  • I've posted a video of my manipulation that occurred today on the group page. I'd have also posted it here, but it was so hard to get it to upload there.... Some of it might be a bit intense for some people, but it's the real deal. Enjoy!
  • Are you ready for this excitement? I am! Manipulation in T-38 minutes and counting....
  • Update: I got the Xiaflex injection today. The actual injection felt about the same as last time (the short injection story--not the finger extension story); in other words, as you might expect, three pretty major needle ****** but nothing too bad. On the way home, however, I went to point at something and as I tried to open my hand I felt a very sharp pain and it still hasn't gone away. My fingers are tight and there is some bruising already. The first time I had almost no bruising and no pain like this, so it's all a bit of a surprise for me. This seems more like what my doctor described it to be like -- I hope. A plastic surgeon also visited today to try to learn about Xiaflex. (My doctor tends to bring people in to view me since, as she likes to point out, as a patient I'm well versed in the disease and am good at giving info to the pros who happen to be less knowledgeable on the subject. I figure that one day they could be treating me so I ought to help them obtain the knowledge I want them to have!) I learned from him why I have not been able to find certain things online about my DC: I have a very atypical case, and they don't know why. Apparently DC should only make it difficult to fully open the fingers and lay the hand flat. In my case, I also cannot close my hand completely or ball my hand into a fist. My fingers also have some clubbing, and none of the doctors who have seen me have been able to figure out the cause. While, as I said, the reasons for this are (yet) unknown, this explains why, as Katherine says, for most people this disease seems to be more of a minor inconvenience, while for me it is something more. As for the extension on Friday: my doctor expects this experience to be significantly less painful than the first one. In short, she says that in addition to my case being the worst she's come across, she was also (inadvertently?) doing a -- well, I forget the word -- but it's where the knuckles, which have been frozen in place for a long time, are manually yanked loose. What this means for you guys is that I may not have quite the adventurous tale to tell afterward. But, cross your fingers in the hope that I do! Finally, I had recently mentioned that I was to be interviewed yesterday. That got rescheduled--possibly for tomorrow. Don't worry, I'll keep you in the loop.
  • Tomorrow the photojournalist is scheduled to come over for an interview. Then Wednesday morning I receive the Xiaflex injection, and Thursday my fingers get extended. Busy week!

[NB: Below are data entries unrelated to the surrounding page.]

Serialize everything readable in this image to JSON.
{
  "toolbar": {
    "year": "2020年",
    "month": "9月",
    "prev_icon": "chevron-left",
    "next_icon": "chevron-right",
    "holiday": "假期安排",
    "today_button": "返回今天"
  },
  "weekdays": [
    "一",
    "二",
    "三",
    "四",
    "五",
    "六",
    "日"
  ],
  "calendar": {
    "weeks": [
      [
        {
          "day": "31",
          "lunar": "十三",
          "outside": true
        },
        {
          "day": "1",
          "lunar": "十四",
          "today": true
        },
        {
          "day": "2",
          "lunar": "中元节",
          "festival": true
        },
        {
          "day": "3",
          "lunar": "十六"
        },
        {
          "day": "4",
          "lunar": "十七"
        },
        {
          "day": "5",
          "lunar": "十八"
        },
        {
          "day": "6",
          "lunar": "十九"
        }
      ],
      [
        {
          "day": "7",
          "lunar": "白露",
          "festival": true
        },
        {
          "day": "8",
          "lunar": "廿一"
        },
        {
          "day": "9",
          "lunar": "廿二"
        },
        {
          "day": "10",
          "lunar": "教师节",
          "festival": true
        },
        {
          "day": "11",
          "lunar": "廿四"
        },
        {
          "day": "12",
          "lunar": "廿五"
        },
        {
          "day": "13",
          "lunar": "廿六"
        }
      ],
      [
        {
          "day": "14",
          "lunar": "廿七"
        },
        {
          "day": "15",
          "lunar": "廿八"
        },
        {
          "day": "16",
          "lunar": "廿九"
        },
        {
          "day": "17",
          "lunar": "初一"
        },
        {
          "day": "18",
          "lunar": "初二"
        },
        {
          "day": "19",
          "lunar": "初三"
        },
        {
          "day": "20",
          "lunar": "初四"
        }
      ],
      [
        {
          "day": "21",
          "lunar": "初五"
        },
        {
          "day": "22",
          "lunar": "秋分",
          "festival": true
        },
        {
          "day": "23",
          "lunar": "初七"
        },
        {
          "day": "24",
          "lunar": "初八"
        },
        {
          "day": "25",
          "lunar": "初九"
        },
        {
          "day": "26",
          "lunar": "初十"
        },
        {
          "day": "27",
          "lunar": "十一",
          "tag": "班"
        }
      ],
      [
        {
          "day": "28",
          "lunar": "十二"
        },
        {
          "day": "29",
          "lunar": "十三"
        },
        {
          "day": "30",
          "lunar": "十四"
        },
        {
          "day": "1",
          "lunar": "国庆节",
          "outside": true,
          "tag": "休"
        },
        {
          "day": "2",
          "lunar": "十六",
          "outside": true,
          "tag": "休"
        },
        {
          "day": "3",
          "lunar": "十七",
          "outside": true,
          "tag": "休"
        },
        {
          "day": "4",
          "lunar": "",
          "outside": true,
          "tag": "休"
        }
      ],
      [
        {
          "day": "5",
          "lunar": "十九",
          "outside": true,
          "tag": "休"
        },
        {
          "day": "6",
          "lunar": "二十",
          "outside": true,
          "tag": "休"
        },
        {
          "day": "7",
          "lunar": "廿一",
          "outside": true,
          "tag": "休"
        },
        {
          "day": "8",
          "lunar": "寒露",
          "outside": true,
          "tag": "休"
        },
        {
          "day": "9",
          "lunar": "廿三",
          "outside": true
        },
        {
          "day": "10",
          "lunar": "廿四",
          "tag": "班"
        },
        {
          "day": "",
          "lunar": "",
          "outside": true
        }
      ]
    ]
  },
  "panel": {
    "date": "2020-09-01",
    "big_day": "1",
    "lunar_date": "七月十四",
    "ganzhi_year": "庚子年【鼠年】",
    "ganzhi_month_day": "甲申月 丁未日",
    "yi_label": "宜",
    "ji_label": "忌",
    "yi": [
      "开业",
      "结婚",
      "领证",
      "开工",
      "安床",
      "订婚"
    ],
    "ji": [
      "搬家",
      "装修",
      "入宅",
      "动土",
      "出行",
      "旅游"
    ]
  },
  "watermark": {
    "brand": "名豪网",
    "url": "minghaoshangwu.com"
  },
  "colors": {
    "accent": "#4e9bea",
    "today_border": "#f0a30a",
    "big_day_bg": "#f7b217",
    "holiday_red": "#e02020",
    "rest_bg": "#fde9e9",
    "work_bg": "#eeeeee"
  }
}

  • It's official-- I get a second Xiaflex treatment on April 10th, and the (hopefully story-worthy) extension April 12th. Thank you all for making this happen!
  • I have yet to receive a call from my doctor's office, but my schedule printout from the hospital shows that I have two appointments with her two days apart, which matches the pattern of my first Xiaflex treatment. I asked my occupational therapist if she had seen this and she said that my doctor had recently asked her if she'd be available for a Xiaflex treatment but didn't say for whom. Granted I have no official confirmation (so cross your fingers for me that I am not misreading the stars here), it looks like my second Xiaflex treatment will be Wednesday, April 10th and the extension will be Friday, April 12th. So, yeah, that's something noteworthy.
  • Pretty interesting stuff here. DC is quite prevalent in some areas.
  • Now that I have had some therapy on my fingers, tonight we get the 'After' pictures of my hand(s) taken. Cross you fingers that Paul Miller will be able to find some cool ways to show the progress that all of you folks have helped to make happen!
  • Great news: I saw my ortho today as it's been one month since my Xiaflex treatment. My progress with the occupational therapist has gone really well so we are scheduling a second Xiaflex treatment! So, yeah, that's pretty good news. Thanks, everyone!